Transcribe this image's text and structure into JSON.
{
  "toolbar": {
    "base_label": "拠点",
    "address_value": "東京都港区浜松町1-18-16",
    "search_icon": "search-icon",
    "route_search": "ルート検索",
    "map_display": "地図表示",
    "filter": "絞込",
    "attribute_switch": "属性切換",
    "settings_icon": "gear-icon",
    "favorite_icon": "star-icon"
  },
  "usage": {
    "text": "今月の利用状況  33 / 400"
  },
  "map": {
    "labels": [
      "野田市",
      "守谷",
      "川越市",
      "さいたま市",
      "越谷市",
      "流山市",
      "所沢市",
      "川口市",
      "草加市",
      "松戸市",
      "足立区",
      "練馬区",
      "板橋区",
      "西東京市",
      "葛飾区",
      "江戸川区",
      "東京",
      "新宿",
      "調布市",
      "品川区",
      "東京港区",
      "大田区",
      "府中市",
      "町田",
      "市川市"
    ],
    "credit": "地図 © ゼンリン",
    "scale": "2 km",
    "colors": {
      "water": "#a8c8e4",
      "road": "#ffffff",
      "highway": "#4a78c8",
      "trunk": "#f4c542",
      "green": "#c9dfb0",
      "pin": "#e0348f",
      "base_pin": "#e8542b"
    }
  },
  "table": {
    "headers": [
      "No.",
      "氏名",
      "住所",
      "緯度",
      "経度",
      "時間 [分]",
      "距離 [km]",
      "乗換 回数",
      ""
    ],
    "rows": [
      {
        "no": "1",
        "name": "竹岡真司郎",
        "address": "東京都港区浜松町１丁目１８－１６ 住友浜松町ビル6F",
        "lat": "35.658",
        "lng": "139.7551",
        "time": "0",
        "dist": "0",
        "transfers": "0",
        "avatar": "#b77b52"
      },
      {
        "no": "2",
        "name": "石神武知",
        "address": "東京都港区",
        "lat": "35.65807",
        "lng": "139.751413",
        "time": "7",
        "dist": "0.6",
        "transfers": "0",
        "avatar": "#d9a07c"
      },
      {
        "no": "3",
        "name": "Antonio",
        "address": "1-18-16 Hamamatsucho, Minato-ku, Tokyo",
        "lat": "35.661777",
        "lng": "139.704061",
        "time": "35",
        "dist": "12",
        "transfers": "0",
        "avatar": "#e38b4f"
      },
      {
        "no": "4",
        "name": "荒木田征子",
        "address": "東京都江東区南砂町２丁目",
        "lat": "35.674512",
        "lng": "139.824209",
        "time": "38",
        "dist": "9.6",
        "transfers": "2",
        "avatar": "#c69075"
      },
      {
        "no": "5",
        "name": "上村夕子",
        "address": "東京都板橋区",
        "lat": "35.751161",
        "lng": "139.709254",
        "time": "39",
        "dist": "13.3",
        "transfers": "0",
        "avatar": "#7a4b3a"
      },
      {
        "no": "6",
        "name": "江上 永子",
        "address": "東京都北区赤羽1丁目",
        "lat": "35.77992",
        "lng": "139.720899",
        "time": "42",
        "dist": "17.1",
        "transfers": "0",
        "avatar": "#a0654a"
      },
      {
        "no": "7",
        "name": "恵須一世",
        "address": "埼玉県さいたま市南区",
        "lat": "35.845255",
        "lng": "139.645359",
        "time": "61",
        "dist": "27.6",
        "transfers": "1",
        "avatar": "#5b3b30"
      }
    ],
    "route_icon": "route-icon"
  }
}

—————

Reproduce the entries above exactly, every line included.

## Response area
Transcribe this image's text and structure into JSON.
{
  "toolbar": {
    "base_label": "拠点",
    "address_value": "東京都港区浜松町1-18-16",
    "search_icon": "search-icon",
    "route_search": "ルート検索",
    "map_display": "地図表示",
    "filter": "絞込",
    "attribute_switch": "属性切換",
    "settings_icon": "gear-icon",
    "favorite_icon": "star-icon"
  },
  "usage": {
    "text": "今月の利用状況  33 / 400"
  },
  "map": {
    "labels": [
      "野田市",
      "守谷",
      "川越市",
      "さいたま市",
      "越谷市",
      "流山市",
      "所沢市",
      "川口市",
      "草加市",
      "松戸市",
      "足立区",
      "練馬区",
      "板橋区",
      "西東京市",
      "葛飾区",
      "江戸川区",
      "東京",
      "新宿",
      "調布市",
      "品川区",
      "東京港区",
      "大田区",
      "府中市",
      "町田",
      "市川市"
    ],
    "credit": "地図 © ゼンリン",
    "scale": "2 km",
    "colors": {
      "water": "#a8c8e4",
      "road": "#ffffff",
      "highway": "#4a78c8",
      "trunk": "#f4c542",
      "green": "#c9dfb0",
      "pin": "#e0348f",
      "base_pin": "#e8542b"
    }
  },
  "table": {
    "headers": [
      "No.",
      "氏名",
      "住所",
      "緯度",
      "経度",
      "時間 [分]",
      "距離 [km]",
      "乗換 回数",
      ""
    ],
    "rows": [
      {
        "no": "1",
        "name": "竹岡真司郎",
        "address": "東京都港区浜松町１丁目１８－１６ 住友浜松町ビル6F",
        "lat": "35.658",
        "lng": "139.7551",
        "time": "0",
        "dist": "0",
        "transfers": "0",
        "avatar": "#b77b52"
      },
      {
        "no": "2",
        "name": "石神武知",
        "address": "東京都港区",
        "lat": "35.65807",
        "lng": "139.751413",
        "time": "7",
        "dist": "0.6",
        "transfers": "0",
        "avatar": "#d9a07c"
      },
      {
        "no": "3",
        "name": "Antonio",
        "address": "1-18-16 Hamamatsucho, Minato-ku, Tokyo",
        "lat": "35.661777",
        "lng": "139.704061",
        "time": "35",
        "dist": "12",
        "transfers": "0",
        "avatar": "#e38b4f"
      },
      {
        "no": "4",
        "name": "荒木田征子",
        "address": "東京都江東区南砂町２丁目",
        "lat": "35.674512",
        "lng": "139.824209",
        "time": "38",
        "dist": "9.6",
        "transfers": "2",
        "avatar": "#c69075"
      },
      {
        "no": "5",
        "name": "上村夕子",
        "address": "東京都板橋区",
        "lat": "35.751161",
        "lng": "139.709254",
        "time": "39",
        "dist": "13.3",
        "transfers": "0",
        "avatar": "#7a4b3a"
      },
      {
        "no": "6",
        "name": "江上 永子",
        "address": "東京都北区赤羽1丁目",
        "lat": "35.77992",
        "lng": "139.720899",
        "time": "42",
        "dist": "17.1",
        "transfers": "0",
        "avatar": "#a0654a"
      },
      {
        "no": "7",
        "name": "恵須一世",
        "address": "埼玉県さいたま市南区",
        "lat": "35.845255",
        "lng": "139.645359",
        "time": "61",
        "dist": "27.6",
        "transfers": "1",
        "avatar": "#5b3b30"
      }
    ],
    "route_icon": "route-icon"
  }
}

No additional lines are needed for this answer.